Alias Grace has been waiting on my bookshelf for a long time. I am lucky to have signed copy after meeting Margaret Atwood this past November as she spoke about The Heart Goes Last. She has been in the news with the Emmy award winning series of The Handmaid’s Tale which was followed with release of the Alias Grace mini-series. I finally got to reading the novel which was another example of the diversity and powerful writing of Margaret Atwood.
This Giller Prize winning novel was published in 1996 and told the true story of a poor, servant girl, who was charged with taking part in the murder of Thomas Kinnear and his housekeeper (I should say housekeeper with benefits). At the age of 16 years her alleged accomplice was hung and Grace was imprisoned for life in the new Kingston Penitentiary. By accounts, she was a composed and model prisoner although she had previously spent time in a lunatic asylum also.
Atwood was inspired to write this fictional story of Grace’s experience after reading Life in the Clearings by Susanna Moodie. She spun the tale with Grace sharing her life story with a physician who was hired to assess her with hopes that she could be freed from her life of imprisonment. The reader learned of Grace’s early years as she emigrated from Ireland after a dreadful trip overseas where she lost her mother (imagine the devastation of a young girl as she watched her mother buried at sea) and landed, poverty-stricken in Toronto. As she cared for her younger siblings, her father drank away his income and forced Grace to work as a household servant.
The historical plight of women was highlighted. With no birth control, her friend became pregnant and in despair died after a dangerous abortion. The doctor’s landlady’s struggled after her husband abandoned her leaving her close to destitute. Kinnear expected more than just cleaning from his housekeeper.
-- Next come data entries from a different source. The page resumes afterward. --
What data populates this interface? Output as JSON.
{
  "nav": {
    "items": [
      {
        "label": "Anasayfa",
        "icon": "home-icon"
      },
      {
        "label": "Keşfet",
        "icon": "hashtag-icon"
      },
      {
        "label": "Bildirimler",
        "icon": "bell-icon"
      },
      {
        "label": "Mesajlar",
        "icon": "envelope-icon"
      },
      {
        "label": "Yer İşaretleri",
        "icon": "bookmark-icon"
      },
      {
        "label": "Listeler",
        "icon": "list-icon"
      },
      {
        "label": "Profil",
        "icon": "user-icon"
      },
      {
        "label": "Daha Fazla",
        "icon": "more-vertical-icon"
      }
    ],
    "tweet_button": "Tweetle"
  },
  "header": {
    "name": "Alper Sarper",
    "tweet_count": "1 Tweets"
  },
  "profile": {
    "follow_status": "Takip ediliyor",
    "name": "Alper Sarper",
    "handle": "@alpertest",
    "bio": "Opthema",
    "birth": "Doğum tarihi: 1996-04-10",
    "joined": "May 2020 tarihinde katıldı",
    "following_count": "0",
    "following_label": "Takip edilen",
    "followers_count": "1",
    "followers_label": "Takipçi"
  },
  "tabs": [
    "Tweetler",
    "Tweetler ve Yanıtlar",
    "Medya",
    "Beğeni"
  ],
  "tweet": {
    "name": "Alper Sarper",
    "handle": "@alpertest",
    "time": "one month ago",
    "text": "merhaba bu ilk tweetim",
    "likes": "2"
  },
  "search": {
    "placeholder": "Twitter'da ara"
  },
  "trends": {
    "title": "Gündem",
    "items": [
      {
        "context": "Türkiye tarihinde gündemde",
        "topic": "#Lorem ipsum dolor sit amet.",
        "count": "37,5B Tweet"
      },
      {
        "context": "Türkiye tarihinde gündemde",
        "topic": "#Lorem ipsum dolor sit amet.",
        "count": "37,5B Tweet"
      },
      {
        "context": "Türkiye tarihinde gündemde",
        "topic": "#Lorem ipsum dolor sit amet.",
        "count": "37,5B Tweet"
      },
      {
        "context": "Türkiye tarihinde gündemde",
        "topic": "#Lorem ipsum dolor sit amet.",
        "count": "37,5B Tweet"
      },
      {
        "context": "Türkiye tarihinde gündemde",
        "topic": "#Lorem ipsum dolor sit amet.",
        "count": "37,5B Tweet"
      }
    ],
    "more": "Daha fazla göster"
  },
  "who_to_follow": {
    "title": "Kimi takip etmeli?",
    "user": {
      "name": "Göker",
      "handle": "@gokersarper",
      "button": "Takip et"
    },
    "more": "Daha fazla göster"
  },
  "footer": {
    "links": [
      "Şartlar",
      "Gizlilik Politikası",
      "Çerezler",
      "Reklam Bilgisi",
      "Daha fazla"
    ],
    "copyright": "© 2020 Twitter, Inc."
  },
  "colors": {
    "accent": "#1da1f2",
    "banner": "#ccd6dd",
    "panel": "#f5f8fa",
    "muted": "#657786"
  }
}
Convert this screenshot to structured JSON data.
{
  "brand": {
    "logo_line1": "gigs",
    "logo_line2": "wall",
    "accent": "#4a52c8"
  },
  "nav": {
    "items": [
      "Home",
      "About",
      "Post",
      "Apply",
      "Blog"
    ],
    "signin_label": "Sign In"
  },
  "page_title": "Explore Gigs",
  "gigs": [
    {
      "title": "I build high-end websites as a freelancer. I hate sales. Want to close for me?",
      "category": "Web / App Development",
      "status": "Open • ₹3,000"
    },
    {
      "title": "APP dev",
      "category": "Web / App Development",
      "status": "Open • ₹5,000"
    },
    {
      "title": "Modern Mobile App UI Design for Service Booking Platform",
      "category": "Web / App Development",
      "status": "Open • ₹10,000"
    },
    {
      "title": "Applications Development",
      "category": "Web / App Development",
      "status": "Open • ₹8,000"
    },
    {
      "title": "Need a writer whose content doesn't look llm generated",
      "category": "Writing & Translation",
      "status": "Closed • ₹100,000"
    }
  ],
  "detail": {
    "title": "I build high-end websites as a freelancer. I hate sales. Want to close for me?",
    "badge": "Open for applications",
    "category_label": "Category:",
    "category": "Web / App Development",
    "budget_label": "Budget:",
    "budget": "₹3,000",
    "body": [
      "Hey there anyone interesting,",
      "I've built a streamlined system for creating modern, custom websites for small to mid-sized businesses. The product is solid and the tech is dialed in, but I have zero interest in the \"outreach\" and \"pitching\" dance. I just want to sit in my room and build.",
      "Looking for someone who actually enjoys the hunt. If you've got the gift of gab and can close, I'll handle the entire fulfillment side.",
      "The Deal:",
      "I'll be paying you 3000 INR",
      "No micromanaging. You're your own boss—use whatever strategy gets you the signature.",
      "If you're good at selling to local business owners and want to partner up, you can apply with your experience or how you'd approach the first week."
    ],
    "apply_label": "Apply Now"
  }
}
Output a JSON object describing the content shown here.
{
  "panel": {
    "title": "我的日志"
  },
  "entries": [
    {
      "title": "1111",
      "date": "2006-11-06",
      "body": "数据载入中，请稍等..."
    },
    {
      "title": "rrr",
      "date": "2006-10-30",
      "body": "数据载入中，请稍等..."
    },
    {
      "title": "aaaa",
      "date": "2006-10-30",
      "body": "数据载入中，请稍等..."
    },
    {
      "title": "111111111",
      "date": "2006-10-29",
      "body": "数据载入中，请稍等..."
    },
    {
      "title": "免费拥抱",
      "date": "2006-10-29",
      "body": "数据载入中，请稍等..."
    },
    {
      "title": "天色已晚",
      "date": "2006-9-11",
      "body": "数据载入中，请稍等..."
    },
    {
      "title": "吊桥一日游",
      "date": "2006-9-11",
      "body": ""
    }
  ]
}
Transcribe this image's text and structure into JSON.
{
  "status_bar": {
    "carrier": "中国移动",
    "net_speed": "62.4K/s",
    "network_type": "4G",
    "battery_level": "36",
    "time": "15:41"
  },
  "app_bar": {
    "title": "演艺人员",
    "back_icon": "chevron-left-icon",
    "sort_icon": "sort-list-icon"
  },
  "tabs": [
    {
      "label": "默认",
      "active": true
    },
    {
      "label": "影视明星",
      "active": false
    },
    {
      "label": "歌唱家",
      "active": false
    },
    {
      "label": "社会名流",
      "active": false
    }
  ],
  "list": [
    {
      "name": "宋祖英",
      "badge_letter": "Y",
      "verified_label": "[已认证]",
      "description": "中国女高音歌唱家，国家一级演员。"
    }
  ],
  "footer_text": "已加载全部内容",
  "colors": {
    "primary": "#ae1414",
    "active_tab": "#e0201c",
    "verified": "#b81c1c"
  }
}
Women had a lack of options and control over their own lives.
As Grace recounts her life story, the reader is entranced, wondering how truthful she is being or how skillful in weaving her tale. The mystical thinking of the time with seances and hypnosis add intrigue and I am still not sure whether Grace was an innocent bystander swept away by her lack of experience or whether she collaborated with the shifty peddler who eventually helped her case for freedom.
Atwood has spun a great tale blending Canadian history with suspense. The unmarked graves of Kinnear and his house keeper remain in Richmond Hill and readers can now tour the Kingston Penitentiary which opened in 1835.
Before watching the Alias Grace mini-series, grab the book and get lost in the pages of fiction which embeds Canadian history!